SNCF announced the expansion of the Ouigo brand, this time in the form of renovated classic trains, on the French domestic network.
OUIGO Vitesse Classique is the name of the new offer that the SNCF plans to launch on a segment that it had somewhat abandoned: classic non-GV lines. It includes 14 destinations, including 8 new ones compared to the high-speed offer (and several additional stations in Ile de France). The initial idea was to take market share from the road, which is used by 700,000 people every day, in order to protect the planet as much as possible.
However, we must remember another French context. The launch of the various TGVs in the 1980s and 1990s was very often accompanied by a decline in what are known in France as “Corail” trains, the name given to the classic trains that ran in large numbers before the arrival of the TGV. At SNCF, the belief persisted that the two offers – TGV and “Corails” trains – could not coexist without jeopardising the high-speed business model.
The world has changed
For its part, the recent liberalisation of the mainline segment in France has shown a certain appetite among new operators. The German company Flixtrain was tempted for a moment to operate in France, before throwing in the towel in the face – according to its own words – of the high tolls on the French network. Then there was the French government’s desire to put the Nantes-Bordeaux route out to tender, a project that was also aborted due to the lack of candidates, apart from the SNCF itself.
But another example is maturing: operator Railcoop and its cooperative formula. Although still in operational gestation, this formula appeals to a young public and has a large following on social media. Foreign examples, such as Transdev in Sweden or RegioJet in the Czech Republic, have also shown that the alternative cheap train is a reality and appeals to a young audience.
A push in the back
It is this whole disruptive environment that has prompted the SNCF to anticipate the future. It had already done so in 2013 when it first launched the high-speed Ouigo, as well as in Spain since last May. It is now announcing a “lower speed” Ouigo formula, in order to be in line with the new trends of slow travel, time taken for pleasure. This is also a way of countering future competition and the “all TGV” argument that sticks to the skin of the big company.
Called ‘Oslo’ internally, the project for this new long-distance offer, which will start in the spring of 2022, will be operated on classic lines with renovated Corail trains with pink (and blue) paintwork to match the visual codes of the Ouigo brand. It will be operated without subsidies, i.e. in open access, with no links to the TETs (trains d’équilibre du territoire) which will receive subsidies and benefit from the new CAF rolling stock.

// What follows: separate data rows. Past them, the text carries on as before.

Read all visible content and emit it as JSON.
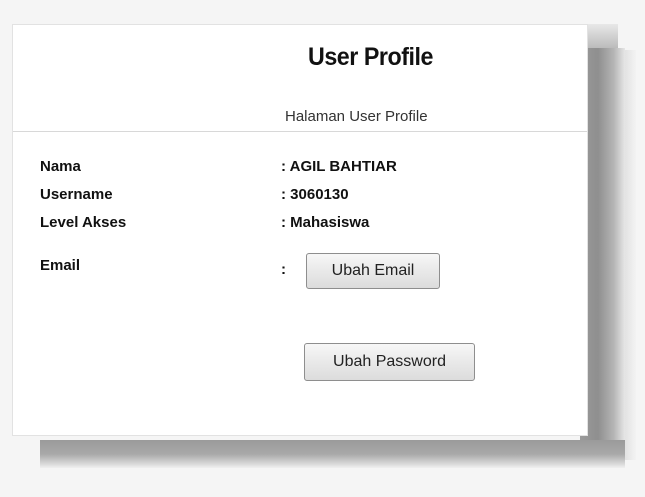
{
  "profile": {
    "title": "User Profile",
    "subtitle": "Halaman User Profile",
    "fields": [
      {
        "label": "Nama",
        "value": ": AGIL BAHTIAR"
      },
      {
        "label": "Username",
        "value": ": 3060130"
      },
      {
        "label": "Level Akses",
        "value": ": Mahasiswa"
      },
      {
        "label": "Email",
        "value": ":"
      }
    ],
    "change_email_label": "Ubah Email",
    "change_password_label": "Ubah Password"
  }
}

The first Ouigo Vitesse Classique routes will be Paris-Nantes and Paris-Lyon. Prices will be – according to its promoters – unbeatable and will never exceed 30 euros.